- Fed chief discusses the ‘new normal’ that’s holding rates down
- U.S. central bank scales back pace of projected rate rises
Federal Reserve Chair Janet Yellen seems to be coming around to what her one-time rival, Lawrence Summers, has been arguing for a while: Some of the forces holding down interest rates may be long-lasting and secular.
That’s reflected in a marked downgrade in rate projections released by policy makers after their meeting on Wednesday. Six of 17 now only see one rise this year, after the central bank lifted rates effectively from zero in December.
Officials also slowed the pace of expected moves in both 2017 and 2018: They now only foresee three increases in each of those years, down from the four they expected in March, according to their latest median forecast.
Yellen in the past has ascribed the low level of rates mainly to lingering headwinds from the financial crisis -- tight mortgage credit, for instance -- and suggested that they would dissipate over time.
On Wednesday, though, she also pointed to more permanent forces that could depress rates for longer, namely, slow productivity growth and aging societies, in the U.S. and throughout much of the world.
In a press conference after the Fed held policy steady, Yellen spoke of a sense that rates may be depressed by ”factors that are not going to be rapidly disappearing, but will be part of the new normal.”
Summers, who was in the running to get the Fed job before losing out to Yellen in 2013, has been contending for several years that the U.S. and other industrial countries are mired in “secular stagnation” of scant economic growth.
A key component of his argument: An excess supply of savings and a paucity of demand is depressing equilibrium interest rates in the advanced world, making it difficult for central banks to ease credit enough to lift growth and inflation.
The equilibrium, or neutral rate, is the one that balances the supply of and demand for savings in an economy. If a central bank wants to spur growth it has to cut rates below that level.
Michael Feroli, chief U.S. economist at JPMorgan Chase & Co. in New York, said Yellen seemed to be signing on to Summers’ argument when it comes to rates but not to growth.
“I think she’s embraced the new neutral, new normal -- whatever you want to call it -- as it relates to the funds rate, but perhaps not to growth,” he said, noting that the Fed’s long-run economic forecasts for 2 percent growth were untouched.
“It’s not quite as pessimistic as Summers, but they’re definitely conceding a little that lower productivity could be here for a while,” said Feroli, who lowered his forecast for Fed hikes this year to one from two following the press conference.
In a blog posting Tuesday, former Treasury Secretary Summers likened the Fed’s actions in recent month to “Groundhog Day.” It keeps poking its head up hoping to raise interest rates only to back away in the end.
Summers, now a professor at Harvard University, has argued in the past that the Fed should not raise rates until its see the “whites” of the eyes of inflation.

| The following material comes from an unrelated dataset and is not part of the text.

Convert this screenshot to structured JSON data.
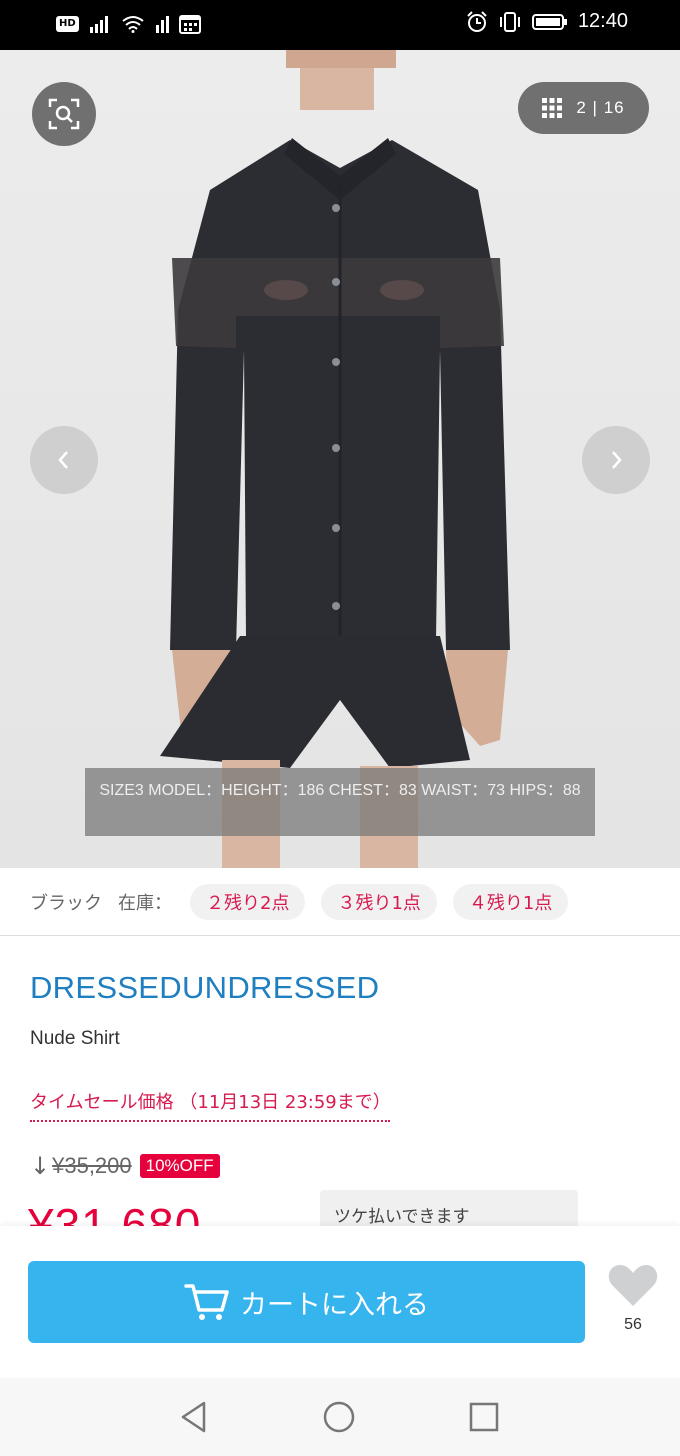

At least one Fed policy makers seems to be listening, based on the so-called dot plot of Fed officials’ rate forecasts released today. The official sees the Fed holding rates steady in 2017 and 2018 after raising them once this year.
In contrast, Yellen said many Fed policy makers expect to increase rates in the coming years as the headwinds from the financial crisis dissipate further.
She did though take note of other forces that could keep rates low for years. “There are also more long lasting or persistent factors that may be at work that are holding down the longer-run level of neutral rates,” she said.
Fed officials reduced their estimate of the long-run equilibrium federal funds rate to 3 percent from 3.25 percent in March, according the median forecast released on Wednesday. Yellen suggested though that for now, the neutral rate may be around zero, after taking account of inflation.
“Persistent slow growth despite a very low level of the nominal funds rate and the fact that the crisis was now seven or eight years ago has led the Fed to be more open to the idea of a new normal with lower interest rates,” said Jonathan Wright, an economics professor at Johns Hopkins University in Baltimore.
The debate over the appropriate stance of monetary policy -- and in particular the level of the equilibrium interest rate now and in the future -- is taking place against an international backdrop where rates have turned negative in many countries.
The yield on Germany’s 10-year government bund, Europe’s benchmark security, fell below zero for the first time on record on Tuesday, as investors sought safe-haven assets ahead of next week’s vote by the U.K. on whether to remain in the European Union.
Yellen said the U.K. referendum was a factor in the U.S. central bank’s decision to hold interest rates steady at its meeting Wednesday in Washington.
“It is a decision that could have consequences for economic and financial conditions in global financial markets,” she said. A vote on June 23 by Britons to leave the EU “could have consequences in turn for the U.S. economic outlook,” she said.